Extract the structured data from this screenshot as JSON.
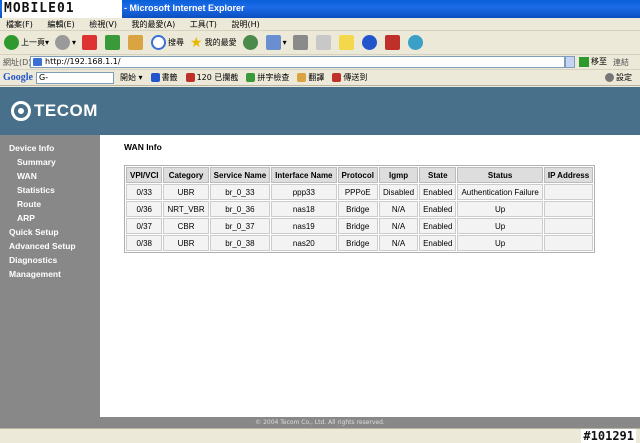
{
  "window": {
    "logo_text": "MOBILE01",
    "title": "- Microsoft Internet Explorer"
  },
  "menu": [
    "檔案(F)",
    "編輯(E)",
    "檢視(V)",
    "我的最愛(A)",
    "工具(T)",
    "說明(H)"
  ],
  "toolbar": {
    "back_label": "上一頁",
    "search_label": "搜尋",
    "favorites_label": "我的最愛"
  },
  "address": {
    "label": "網址(D)",
    "url": "http://192.168.1.1/",
    "go_label": "移至",
    "links_label": "連結"
  },
  "google_bar": {
    "brand": "Google",
    "input_value": "G-",
    "start_label": "開始",
    "bookmarks_label": "書籤",
    "blocked_label": "120 已攔截",
    "spell_label": "拼字檢查",
    "translate_label": "翻譯",
    "send_label": "傳送到",
    "settings_label": "設定"
  },
  "banner": {
    "brand": "TECOM"
  },
  "sidebar": [
    {
      "label": "Device Info",
      "level": 0
    },
    {
      "label": "Summary",
      "level": 1
    },
    {
      "label": "WAN",
      "level": 1
    },
    {
      "label": "Statistics",
      "level": 1
    },
    {
      "label": "Route",
      "level": 1
    },
    {
      "label": "ARP",
      "level": 1
    },
    {
      "label": "Quick Setup",
      "level": 0
    },
    {
      "label": "Advanced Setup",
      "level": 0
    },
    {
      "label": "Diagnostics",
      "level": 0
    },
    {
      "label": "Management",
      "level": 0
    }
  ],
  "content": {
    "heading": "WAN Info",
    "columns": [
      "VPI/VCI",
      "Category",
      "Service Name",
      "Interface Name",
      "Protocol",
      "Igmp",
      "State",
      "Status",
      "IP Address"
    ],
    "rows": [
      [
        "0/33",
        "UBR",
        "br_0_33",
        "ppp33",
        "PPPoE",
        "Disabled",
        "Enabled",
        "Authentication Failure",
        ""
      ],
      [
        "0/36",
        "NRT_VBR",
        "br_0_36",
        "nas18",
        "Bridge",
        "N/A",
        "Enabled",
        "Up",
        ""
      ],
      [
        "0/37",
        "CBR",
        "br_0_37",
        "nas19",
        "Bridge",
        "N/A",
        "Enabled",
        "Up",
        ""
      ],
      [
        "0/38",
        "UBR",
        "br_0_38",
        "nas20",
        "Bridge",
        "N/A",
        "Enabled",
        "Up",
        ""
      ]
    ]
  },
  "footer": "© 2004 Tecom Co., Ltd. All rights reserved.",
  "status": {
    "watermark": "#101291"
  }
}
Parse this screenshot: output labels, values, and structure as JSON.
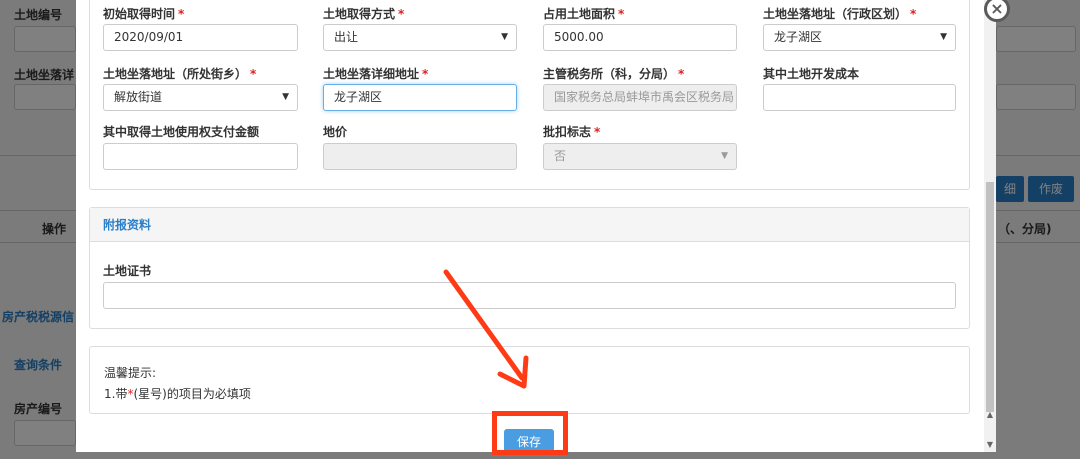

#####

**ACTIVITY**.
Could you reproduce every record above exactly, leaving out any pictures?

**RESPONSE BOX**.
Extract the structured data from this screenshot as JSON.
{
  "window": {
    "logo_text": "MOBILE01",
    "title": "- Microsoft Internet Explorer"
  },
  "menu": [
    "檔案(F)",
    "編輯(E)",
    "檢視(V)",
    "我的最愛(A)",
    "工具(T)",
    "說明(H)"
  ],
  "toolbar": {
    "back_label": "上一頁",
    "search_label": "搜尋",
    "favorites_label": "我的最愛"
  },
  "address": {
    "label": "網址(D)",
    "url": "http://192.168.1.1/",
    "go_label": "移至",
    "links_label": "連結"
  },
  "google_bar": {
    "brand": "Google",
    "input_value": "G-",
    "start_label": "開始",
    "bookmarks_label": "書籤",
    "blocked_label": "120 已攔截",
    "spell_label": "拼字檢查",
    "translate_label": "翻譯",
    "send_label": "傳送到",
    "settings_label": "設定"
  },
  "banner": {
    "brand": "TECOM"
  },
  "sidebar": [
    {
      "label": "Device Info",
      "level": 0
    },
    {
      "label": "Summary",
      "level": 1
    },
    {
      "label": "WAN",
      "level": 1
    },
    {
      "label": "Statistics",
      "level": 1
    },
    {
      "label": "Route",
      "level": 1
    },
    {
      "label": "ARP",
      "level": 1
    },
    {
      "label": "Quick Setup",
      "level": 0
    },
    {
      "label": "Advanced Setup",
      "level": 0
    },
    {
      "label": "Diagnostics",
      "level": 0
    },
    {
      "label": "Management",
      "level": 0
    }
  ],
  "content": {
    "heading": "WAN Info",
    "columns": [
      "VPI/VCI",
      "Category",
      "Service Name",
      "Interface Name",
      "Protocol",
      "Igmp",
      "State",
      "Status",
      "IP Address"
    ],
    "rows": [
      [
        "0/33",
        "UBR",
        "br_0_33",
        "ppp33",
        "PPPoE",
        "Disabled",
        "Enabled",
        "Authentication Failure",
        ""
      ],
      [
        "0/36",
        "NRT_VBR",
        "br_0_36",
        "nas18",
        "Bridge",
        "N/A",
        "Enabled",
        "Up",
        ""
      ],
      [
        "0/37",
        "CBR",
        "br_0_37",
        "nas19",
        "Bridge",
        "N/A",
        "Enabled",
        "Up",
        ""
      ],
      [
        "0/38",
        "UBR",
        "br_0_38",
        "nas20",
        "Bridge",
        "N/A",
        "Enabled",
        "Up",
        ""
      ]
    ]
  },
  "footer": "© 2004 Tecom Co., Ltd. All rights reserved.",
  "status": {
    "watermark": "#101291"
  }
}
Parse this screenshot: output labels, values, and structure as JSON.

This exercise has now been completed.